## PROBLEM
A copy is needed of each line in the records that has the word "shortcut".

[Page and application data records]

+ + + + +

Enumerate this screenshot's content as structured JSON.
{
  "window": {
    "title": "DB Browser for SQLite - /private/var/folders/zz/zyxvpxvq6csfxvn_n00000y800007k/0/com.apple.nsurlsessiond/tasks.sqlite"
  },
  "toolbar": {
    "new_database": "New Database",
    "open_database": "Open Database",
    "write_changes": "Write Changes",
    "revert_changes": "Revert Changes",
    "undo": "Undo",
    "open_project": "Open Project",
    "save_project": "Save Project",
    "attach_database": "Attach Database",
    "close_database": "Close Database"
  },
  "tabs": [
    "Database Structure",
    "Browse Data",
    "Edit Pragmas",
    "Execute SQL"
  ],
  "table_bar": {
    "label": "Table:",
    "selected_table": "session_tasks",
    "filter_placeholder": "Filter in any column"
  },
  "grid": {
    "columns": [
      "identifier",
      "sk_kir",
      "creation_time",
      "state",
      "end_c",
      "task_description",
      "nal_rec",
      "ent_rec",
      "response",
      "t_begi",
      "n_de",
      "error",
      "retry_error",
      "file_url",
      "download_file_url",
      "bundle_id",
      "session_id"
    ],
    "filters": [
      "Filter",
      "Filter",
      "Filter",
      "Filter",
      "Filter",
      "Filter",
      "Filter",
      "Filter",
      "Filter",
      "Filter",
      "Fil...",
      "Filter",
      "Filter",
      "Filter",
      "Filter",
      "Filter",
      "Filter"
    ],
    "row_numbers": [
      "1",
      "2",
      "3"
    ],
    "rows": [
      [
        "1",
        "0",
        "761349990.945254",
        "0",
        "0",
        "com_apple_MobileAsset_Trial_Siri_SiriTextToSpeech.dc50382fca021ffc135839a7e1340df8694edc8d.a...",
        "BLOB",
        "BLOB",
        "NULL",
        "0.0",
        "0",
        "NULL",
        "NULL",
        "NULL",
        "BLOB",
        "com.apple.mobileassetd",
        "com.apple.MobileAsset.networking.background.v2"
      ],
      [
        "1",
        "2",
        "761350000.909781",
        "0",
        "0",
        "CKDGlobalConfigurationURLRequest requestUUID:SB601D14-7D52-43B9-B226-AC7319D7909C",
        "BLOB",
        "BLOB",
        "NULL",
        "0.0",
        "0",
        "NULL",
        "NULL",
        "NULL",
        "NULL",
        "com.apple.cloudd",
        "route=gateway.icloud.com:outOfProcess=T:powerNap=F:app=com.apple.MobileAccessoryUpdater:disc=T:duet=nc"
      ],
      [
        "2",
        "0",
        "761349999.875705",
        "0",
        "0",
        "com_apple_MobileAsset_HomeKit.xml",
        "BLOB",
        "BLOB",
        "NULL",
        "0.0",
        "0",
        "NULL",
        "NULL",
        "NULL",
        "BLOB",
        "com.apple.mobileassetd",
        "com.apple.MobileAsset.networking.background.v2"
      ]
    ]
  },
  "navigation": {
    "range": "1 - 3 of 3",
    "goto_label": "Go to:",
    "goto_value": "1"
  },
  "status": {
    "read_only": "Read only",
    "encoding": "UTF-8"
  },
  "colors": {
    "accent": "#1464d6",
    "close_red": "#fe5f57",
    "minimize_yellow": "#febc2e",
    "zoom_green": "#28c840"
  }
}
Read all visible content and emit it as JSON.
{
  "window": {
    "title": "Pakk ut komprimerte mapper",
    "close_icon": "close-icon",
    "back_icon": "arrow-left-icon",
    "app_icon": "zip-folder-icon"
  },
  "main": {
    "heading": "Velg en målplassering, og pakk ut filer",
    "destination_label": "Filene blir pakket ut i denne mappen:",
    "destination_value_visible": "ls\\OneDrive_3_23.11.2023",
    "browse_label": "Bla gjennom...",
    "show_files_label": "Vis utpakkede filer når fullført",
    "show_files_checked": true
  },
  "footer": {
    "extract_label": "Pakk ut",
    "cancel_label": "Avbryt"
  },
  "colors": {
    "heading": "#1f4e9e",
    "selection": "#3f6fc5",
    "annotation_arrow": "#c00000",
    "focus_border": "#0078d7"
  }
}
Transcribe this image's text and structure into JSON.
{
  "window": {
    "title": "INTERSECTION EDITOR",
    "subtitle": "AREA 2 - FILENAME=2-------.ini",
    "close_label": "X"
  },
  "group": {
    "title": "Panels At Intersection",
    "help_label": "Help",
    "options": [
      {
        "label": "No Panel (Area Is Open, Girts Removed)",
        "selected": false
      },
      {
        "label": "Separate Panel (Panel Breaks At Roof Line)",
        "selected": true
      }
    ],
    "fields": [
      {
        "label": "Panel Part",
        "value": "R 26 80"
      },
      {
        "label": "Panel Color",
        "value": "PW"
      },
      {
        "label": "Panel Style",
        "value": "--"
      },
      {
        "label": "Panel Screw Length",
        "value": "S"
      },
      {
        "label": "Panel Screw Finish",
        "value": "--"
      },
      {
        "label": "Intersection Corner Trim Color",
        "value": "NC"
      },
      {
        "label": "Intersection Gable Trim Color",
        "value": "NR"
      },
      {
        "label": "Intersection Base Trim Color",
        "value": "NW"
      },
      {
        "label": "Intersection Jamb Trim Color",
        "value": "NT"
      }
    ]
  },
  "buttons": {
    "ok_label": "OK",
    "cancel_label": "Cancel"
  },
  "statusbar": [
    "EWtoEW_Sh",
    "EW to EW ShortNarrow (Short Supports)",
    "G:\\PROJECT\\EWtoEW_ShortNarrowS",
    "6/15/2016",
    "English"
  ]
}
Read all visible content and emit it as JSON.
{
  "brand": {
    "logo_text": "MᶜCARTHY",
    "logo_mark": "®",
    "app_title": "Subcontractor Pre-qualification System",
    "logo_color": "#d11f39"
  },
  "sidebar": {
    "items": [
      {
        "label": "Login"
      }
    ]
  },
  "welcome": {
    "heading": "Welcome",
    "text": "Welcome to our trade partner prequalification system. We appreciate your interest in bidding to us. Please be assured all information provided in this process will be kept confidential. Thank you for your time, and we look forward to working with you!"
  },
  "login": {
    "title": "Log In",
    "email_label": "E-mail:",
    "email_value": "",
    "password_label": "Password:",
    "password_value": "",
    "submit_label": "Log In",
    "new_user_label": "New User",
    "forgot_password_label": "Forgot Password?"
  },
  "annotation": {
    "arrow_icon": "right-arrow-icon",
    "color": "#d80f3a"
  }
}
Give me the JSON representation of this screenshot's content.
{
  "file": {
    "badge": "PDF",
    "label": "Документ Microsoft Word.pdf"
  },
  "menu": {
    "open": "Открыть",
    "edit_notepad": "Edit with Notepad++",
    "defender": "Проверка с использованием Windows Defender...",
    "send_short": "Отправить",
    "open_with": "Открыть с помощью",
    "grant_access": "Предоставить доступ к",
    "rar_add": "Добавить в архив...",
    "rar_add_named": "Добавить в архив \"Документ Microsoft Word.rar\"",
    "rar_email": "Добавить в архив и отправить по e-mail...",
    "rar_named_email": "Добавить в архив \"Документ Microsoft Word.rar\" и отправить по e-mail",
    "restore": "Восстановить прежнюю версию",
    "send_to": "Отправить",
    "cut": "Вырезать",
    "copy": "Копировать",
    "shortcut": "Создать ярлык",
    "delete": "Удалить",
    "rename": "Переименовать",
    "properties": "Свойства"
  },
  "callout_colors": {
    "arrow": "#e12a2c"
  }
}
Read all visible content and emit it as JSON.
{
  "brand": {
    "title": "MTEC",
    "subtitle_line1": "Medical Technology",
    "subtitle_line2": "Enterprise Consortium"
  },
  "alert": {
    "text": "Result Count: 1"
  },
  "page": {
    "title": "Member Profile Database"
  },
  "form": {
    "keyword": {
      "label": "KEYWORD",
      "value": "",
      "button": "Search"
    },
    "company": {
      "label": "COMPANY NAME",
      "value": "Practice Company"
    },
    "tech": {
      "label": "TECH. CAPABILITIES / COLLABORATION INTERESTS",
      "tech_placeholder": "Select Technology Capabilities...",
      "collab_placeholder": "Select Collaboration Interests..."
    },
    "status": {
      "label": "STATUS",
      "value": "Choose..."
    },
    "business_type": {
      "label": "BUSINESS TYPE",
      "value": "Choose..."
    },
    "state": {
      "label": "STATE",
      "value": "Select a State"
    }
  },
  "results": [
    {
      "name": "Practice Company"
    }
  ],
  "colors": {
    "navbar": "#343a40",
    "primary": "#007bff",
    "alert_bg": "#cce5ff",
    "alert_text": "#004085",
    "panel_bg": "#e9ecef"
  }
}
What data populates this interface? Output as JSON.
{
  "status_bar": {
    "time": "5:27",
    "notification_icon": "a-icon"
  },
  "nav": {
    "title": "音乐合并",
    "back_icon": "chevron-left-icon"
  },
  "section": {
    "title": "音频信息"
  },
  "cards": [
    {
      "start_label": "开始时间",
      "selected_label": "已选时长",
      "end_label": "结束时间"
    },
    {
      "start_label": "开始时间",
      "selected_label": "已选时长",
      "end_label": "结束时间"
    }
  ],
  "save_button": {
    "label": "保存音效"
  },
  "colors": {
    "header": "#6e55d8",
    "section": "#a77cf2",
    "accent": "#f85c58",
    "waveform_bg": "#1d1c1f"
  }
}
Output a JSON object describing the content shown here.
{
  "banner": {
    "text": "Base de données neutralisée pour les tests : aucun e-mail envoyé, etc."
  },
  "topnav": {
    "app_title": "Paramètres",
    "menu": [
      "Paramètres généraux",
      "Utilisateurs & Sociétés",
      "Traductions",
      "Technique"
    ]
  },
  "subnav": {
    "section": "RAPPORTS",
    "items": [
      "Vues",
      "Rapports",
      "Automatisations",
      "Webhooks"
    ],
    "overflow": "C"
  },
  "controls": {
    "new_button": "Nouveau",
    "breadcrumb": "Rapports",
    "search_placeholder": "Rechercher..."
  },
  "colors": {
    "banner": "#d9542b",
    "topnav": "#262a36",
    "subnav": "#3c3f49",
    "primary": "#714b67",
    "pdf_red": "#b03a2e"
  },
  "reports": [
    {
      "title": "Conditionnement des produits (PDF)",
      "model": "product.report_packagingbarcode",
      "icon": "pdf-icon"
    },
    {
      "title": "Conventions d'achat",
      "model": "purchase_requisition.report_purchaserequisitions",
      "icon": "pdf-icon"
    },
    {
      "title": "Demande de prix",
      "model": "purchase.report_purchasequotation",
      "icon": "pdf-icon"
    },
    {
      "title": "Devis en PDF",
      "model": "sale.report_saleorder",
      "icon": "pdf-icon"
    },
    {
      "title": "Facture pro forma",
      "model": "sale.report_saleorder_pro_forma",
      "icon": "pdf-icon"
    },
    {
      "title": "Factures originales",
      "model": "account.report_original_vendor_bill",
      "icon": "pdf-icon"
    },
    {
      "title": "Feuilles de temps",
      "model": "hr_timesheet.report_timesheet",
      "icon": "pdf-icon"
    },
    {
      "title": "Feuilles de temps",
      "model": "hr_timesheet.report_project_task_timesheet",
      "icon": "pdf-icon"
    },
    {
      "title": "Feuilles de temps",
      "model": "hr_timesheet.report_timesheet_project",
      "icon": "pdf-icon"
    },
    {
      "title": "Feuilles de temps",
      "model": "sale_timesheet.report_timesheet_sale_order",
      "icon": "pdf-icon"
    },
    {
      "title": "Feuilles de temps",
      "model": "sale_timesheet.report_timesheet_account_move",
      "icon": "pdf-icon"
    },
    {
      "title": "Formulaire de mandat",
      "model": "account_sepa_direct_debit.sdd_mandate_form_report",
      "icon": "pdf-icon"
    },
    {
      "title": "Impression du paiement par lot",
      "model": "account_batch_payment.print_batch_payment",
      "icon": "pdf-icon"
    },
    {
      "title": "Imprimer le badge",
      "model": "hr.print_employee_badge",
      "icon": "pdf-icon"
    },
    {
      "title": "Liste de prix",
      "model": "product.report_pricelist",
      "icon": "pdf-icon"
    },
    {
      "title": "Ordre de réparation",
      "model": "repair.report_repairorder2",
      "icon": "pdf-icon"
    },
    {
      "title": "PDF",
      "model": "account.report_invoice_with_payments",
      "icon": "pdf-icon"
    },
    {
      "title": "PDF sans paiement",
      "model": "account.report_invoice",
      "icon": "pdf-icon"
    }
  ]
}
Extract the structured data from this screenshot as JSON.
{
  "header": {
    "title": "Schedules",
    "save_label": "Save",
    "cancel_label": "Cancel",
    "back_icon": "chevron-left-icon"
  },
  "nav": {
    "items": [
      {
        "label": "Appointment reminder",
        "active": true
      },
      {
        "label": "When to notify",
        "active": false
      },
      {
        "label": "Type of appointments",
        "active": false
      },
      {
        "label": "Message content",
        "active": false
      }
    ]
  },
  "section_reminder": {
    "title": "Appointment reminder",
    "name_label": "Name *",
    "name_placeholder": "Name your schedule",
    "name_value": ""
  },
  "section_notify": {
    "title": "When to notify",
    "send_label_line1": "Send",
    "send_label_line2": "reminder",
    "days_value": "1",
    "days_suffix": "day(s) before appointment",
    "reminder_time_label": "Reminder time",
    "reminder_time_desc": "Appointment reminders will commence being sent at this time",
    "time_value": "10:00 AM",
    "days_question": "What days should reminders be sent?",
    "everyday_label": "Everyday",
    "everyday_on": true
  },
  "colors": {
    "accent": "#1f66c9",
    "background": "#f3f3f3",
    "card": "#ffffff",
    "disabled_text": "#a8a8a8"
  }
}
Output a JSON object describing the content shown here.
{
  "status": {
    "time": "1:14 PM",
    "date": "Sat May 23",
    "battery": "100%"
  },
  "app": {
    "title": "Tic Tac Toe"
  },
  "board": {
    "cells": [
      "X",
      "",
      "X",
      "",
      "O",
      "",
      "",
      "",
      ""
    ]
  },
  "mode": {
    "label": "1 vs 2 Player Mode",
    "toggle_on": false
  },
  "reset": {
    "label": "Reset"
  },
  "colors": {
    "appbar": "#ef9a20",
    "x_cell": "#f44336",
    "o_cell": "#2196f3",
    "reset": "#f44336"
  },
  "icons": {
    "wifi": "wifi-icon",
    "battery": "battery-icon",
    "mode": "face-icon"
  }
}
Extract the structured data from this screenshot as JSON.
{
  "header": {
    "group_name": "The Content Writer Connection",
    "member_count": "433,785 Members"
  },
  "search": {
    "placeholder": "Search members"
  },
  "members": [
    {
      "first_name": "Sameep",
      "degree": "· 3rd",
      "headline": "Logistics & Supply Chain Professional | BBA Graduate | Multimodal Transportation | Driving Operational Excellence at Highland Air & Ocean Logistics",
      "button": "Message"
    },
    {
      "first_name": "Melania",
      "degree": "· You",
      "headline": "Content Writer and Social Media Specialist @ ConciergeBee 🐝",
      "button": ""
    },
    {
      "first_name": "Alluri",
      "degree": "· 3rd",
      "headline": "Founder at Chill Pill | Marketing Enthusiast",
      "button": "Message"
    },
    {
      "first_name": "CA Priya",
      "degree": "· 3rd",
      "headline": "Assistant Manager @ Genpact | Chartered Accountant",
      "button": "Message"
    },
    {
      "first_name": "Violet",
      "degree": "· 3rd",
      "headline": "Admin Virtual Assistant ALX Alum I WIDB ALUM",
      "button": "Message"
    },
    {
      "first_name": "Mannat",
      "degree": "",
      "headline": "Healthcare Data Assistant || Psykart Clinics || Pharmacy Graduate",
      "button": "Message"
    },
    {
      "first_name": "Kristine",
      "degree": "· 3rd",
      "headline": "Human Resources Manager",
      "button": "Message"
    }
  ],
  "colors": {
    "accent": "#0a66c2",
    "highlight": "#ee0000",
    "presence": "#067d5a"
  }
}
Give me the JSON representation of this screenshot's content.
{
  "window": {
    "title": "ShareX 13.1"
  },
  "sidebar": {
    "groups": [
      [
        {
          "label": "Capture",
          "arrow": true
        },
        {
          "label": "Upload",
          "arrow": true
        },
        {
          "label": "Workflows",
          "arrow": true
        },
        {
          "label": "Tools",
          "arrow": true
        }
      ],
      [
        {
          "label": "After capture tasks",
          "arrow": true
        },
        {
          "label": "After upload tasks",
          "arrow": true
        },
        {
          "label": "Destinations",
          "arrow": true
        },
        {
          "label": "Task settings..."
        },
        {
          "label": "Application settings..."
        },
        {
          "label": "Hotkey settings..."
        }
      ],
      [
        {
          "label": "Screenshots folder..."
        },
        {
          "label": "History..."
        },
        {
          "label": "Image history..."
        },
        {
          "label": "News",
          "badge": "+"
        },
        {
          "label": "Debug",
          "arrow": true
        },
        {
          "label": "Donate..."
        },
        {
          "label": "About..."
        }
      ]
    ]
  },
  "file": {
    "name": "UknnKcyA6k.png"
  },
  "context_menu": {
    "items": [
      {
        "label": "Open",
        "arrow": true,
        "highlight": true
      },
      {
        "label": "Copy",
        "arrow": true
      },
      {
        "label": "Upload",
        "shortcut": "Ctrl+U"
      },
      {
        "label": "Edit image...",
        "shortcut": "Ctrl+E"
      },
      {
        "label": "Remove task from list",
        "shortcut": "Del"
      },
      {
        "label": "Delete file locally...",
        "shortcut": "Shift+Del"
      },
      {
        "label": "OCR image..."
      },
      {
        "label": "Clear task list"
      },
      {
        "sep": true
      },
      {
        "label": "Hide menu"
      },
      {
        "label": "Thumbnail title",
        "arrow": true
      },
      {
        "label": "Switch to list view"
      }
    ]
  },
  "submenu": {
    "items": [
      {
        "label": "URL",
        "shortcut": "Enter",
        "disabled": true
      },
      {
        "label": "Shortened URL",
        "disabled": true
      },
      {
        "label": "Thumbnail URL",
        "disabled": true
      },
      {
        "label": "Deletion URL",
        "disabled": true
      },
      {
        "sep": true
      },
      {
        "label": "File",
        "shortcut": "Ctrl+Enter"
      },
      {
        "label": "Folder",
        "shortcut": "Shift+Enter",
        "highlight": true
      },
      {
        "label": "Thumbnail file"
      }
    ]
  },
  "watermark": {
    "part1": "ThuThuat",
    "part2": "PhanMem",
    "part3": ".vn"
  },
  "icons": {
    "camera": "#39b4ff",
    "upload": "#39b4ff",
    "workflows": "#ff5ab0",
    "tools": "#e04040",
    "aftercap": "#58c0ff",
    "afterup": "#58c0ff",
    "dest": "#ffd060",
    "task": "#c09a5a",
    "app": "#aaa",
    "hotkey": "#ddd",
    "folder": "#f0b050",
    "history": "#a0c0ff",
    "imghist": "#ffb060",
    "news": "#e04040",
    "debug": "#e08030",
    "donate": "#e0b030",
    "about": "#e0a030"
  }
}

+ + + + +

## FINISHED TASK
    "shortcut": "Создать ярлык",
        "shortcut": "Ctrl+U"
        "shortcut": "Ctrl+E"
        "shortcut": "Del"
        "shortcut": "Shift+Del"
        "shortcut": "Enter",
        "shortcut": "Ctrl+Enter"
        "shortcut": "Shift+Enter",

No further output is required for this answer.